GIVEN RECORDS:
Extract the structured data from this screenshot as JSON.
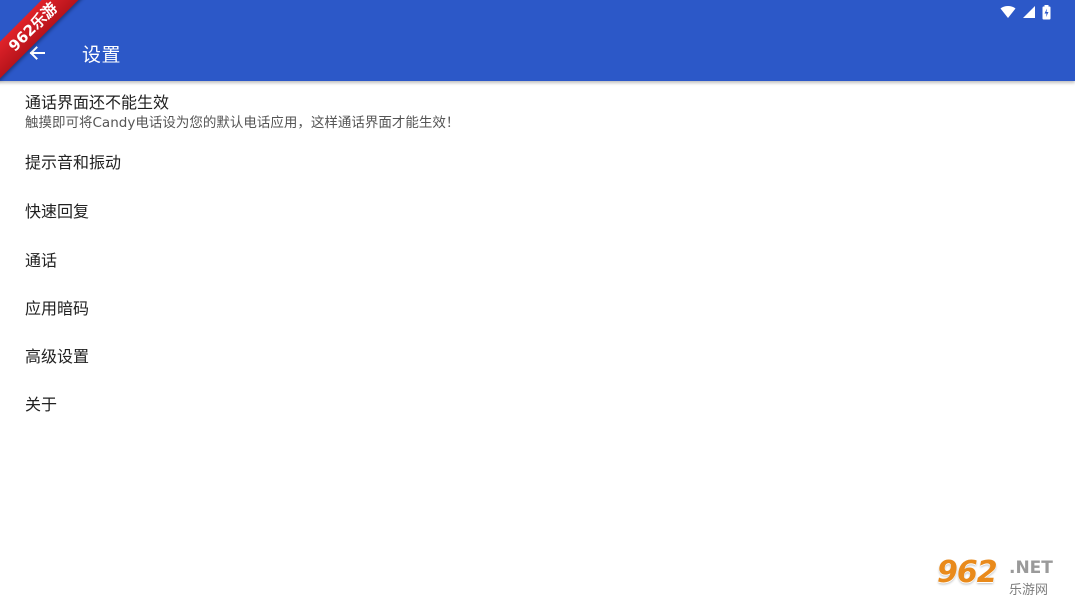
{
  "appbar": {
    "title": "设置",
    "color": "#2c58c8",
    "back_icon": "arrow-left-icon"
  },
  "status_bar": {
    "icons": [
      "wifi-icon",
      "cellular-signal-icon",
      "battery-icon"
    ]
  },
  "corner_badge": {
    "text": "962乐游",
    "color": "#d71920"
  },
  "settings": {
    "items": [
      {
        "title": "通话界面还不能生效",
        "summary": "触摸即可将Candy电话设为您的默认电话应用，这样通话界面才能生效！"
      },
      {
        "title": "提示音和振动"
      },
      {
        "title": "快速回复"
      },
      {
        "title": "通话"
      },
      {
        "title": "应用暗码"
      },
      {
        "title": "高级设置"
      },
      {
        "title": "关于"
      }
    ]
  },
  "watermark": {
    "big": "962",
    "net": ".NET",
    "sub": "乐游网"
  }
}
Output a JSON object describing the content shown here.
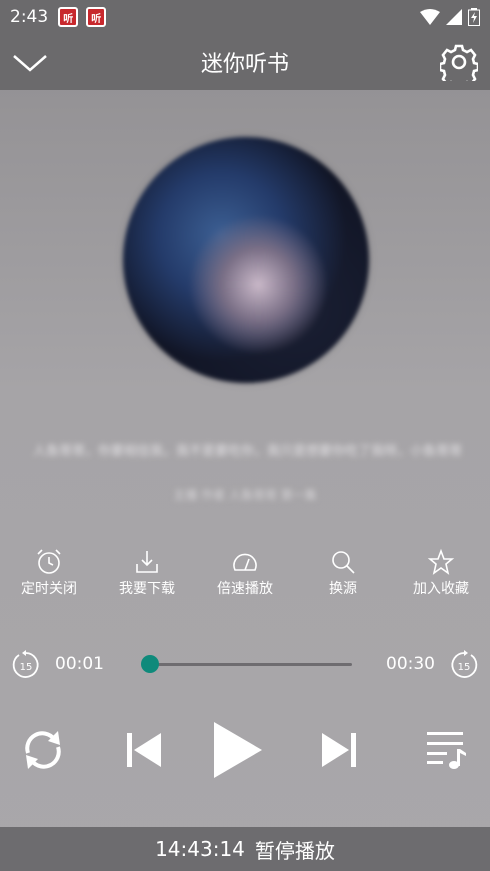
{
  "status_bar": {
    "time": "2:43",
    "notif_label": "听"
  },
  "header": {
    "title": "迷你听书",
    "back_icon": "chevron-down-icon",
    "settings_icon": "gear-icon"
  },
  "now_playing": {
    "title": "人鱼哥哥，你要相信我，我不是要吃你，我只是想要你吃了我呀，小鱼哥哥",
    "subtitle": "主播 作者 人鱼哥哥 第一集"
  },
  "actions": [
    {
      "label": "定时关闭",
      "icon": "alarm-clock-icon"
    },
    {
      "label": "我要下载",
      "icon": "download-icon"
    },
    {
      "label": "倍速播放",
      "icon": "speedometer-icon"
    },
    {
      "label": "换源",
      "icon": "search-icon"
    },
    {
      "label": "加入收藏",
      "icon": "star-icon"
    }
  ],
  "progress": {
    "current": "00:01",
    "total": "00:30",
    "fraction": 0.03,
    "skip_seconds": "15"
  },
  "controls": {
    "repeat_icon": "repeat-icon",
    "prev_icon": "skip-previous-icon",
    "play_icon": "play-icon",
    "next_icon": "skip-next-icon",
    "playlist_icon": "playlist-music-icon"
  },
  "footer": {
    "time": "14:43:14",
    "status": "暂停播放"
  },
  "colors": {
    "accent": "#0f8a7b",
    "bar": "#6b6a6c"
  }
}
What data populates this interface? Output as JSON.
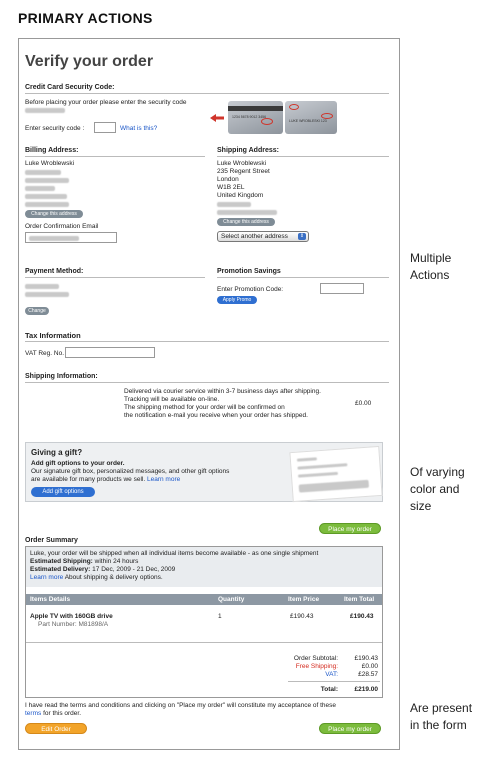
{
  "heading": "PRIMARY ACTIONS",
  "side_notes": {
    "multiple": [
      "Multiple",
      "Actions"
    ],
    "varying": [
      "Of varying",
      "color and",
      "size"
    ],
    "present": [
      "Are present",
      "in the form"
    ]
  },
  "form": {
    "title": "Verify your order",
    "security": {
      "label": "Credit Card Security Code:",
      "instruction": "Before placing your order please enter the security code",
      "code_label": "Enter security code :",
      "what_link": "What is this?",
      "card1_text": "1234 5678 9012 3456",
      "card2_text": "LUKE WROBLESKI 123"
    },
    "billing": {
      "label": "Billing Address:",
      "name": "Luke Wroblewski",
      "change_btn": "Change this address",
      "email_label": "Order Confirmation Email"
    },
    "shipping": {
      "label": "Shipping Address:",
      "lines": [
        "Luke Wroblewski",
        "235 Regent Street",
        "London",
        "W1B 2EL",
        "United Kingdom"
      ],
      "change_btn": "Change this address",
      "select_value": "Select another address"
    },
    "payment": {
      "label": "Payment Method:",
      "change_btn": "Change"
    },
    "promo": {
      "label": "Promotion Savings",
      "code_label": "Enter Promotion Code:",
      "apply_btn": "Apply Promo"
    },
    "tax": {
      "label": "Tax Information",
      "vat_label": "VAT Reg. No."
    },
    "shipping_info": {
      "label": "Shipping Information:",
      "lines": [
        "Delivered via courier service within 3-7 business days after shipping.",
        "Tracking will be available on-line.",
        "The shipping method for your order will be confirmed on",
        "the notification e-mail you receive when your order has shipped."
      ],
      "price": "£0.00"
    },
    "gift": {
      "title": "Giving a gift?",
      "subtitle": "Add gift options to your order.",
      "desc1": "Our signature gift box, personalized messages, and other gift options",
      "desc2": "are available for many products we sell.",
      "learn_more": "Learn more",
      "add_btn": "Add gift options"
    },
    "place_order_top": "Place my order",
    "summary": {
      "label": "Order Summary",
      "intro": "Luke, your order will be shipped when all individual items become available - as one single shipment",
      "est_ship_label": "Estimated Shipping:",
      "est_ship_value": "within 24 hours",
      "est_deliv_label": "Estimated Delivery:",
      "est_deliv_value": "17 Dec, 2009 - 21 Dec, 2009",
      "learn_more": "Learn more",
      "learn_more_rest": "About shipping & delivery options.",
      "columns": [
        "Items Details",
        "Quantity",
        "Item Price",
        "Item Total"
      ],
      "item_name": "Apple TV with 160GB drive",
      "part_number": "Part Number: M81898/A",
      "quantity": "1",
      "item_price": "£190.43",
      "item_total": "£190.43",
      "subtotal_label": "Order Subtotal:",
      "subtotal_value": "£190.43",
      "free_ship_label": "Free Shipping:",
      "free_ship_value": "£0.00",
      "vat_label": "VAT:",
      "vat_value": "£28.57",
      "total_label": "Total:",
      "total_value": "£219.00"
    },
    "terms1": "I have read the terms and conditions and clicking on \"Place my order\" will constitute my acceptance of these",
    "terms_link": "terms",
    "terms2": "for this order.",
    "edit_btn": "Edit Order",
    "place_order_bottom": "Place my order"
  },
  "colors": {
    "green": "#7bbb3c",
    "orange": "#f2a42a",
    "blue": "#2f6fd1",
    "grey": "#7f8c96",
    "arrow": "#d0352b",
    "free_shipping": "#d42a1e"
  }
}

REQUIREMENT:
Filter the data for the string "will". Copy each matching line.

RESULT FOR THIS EXERCISE:
        "Tracking will be available on-line.",
        "The shipping method for your order will be confirmed on",
      "intro": "Luke, your order will be shipped when all individual items become available - as one single shipment",
    "terms1": "I have read the terms and conditions and clicking on \"Place my order\" will constitute my acceptance of these",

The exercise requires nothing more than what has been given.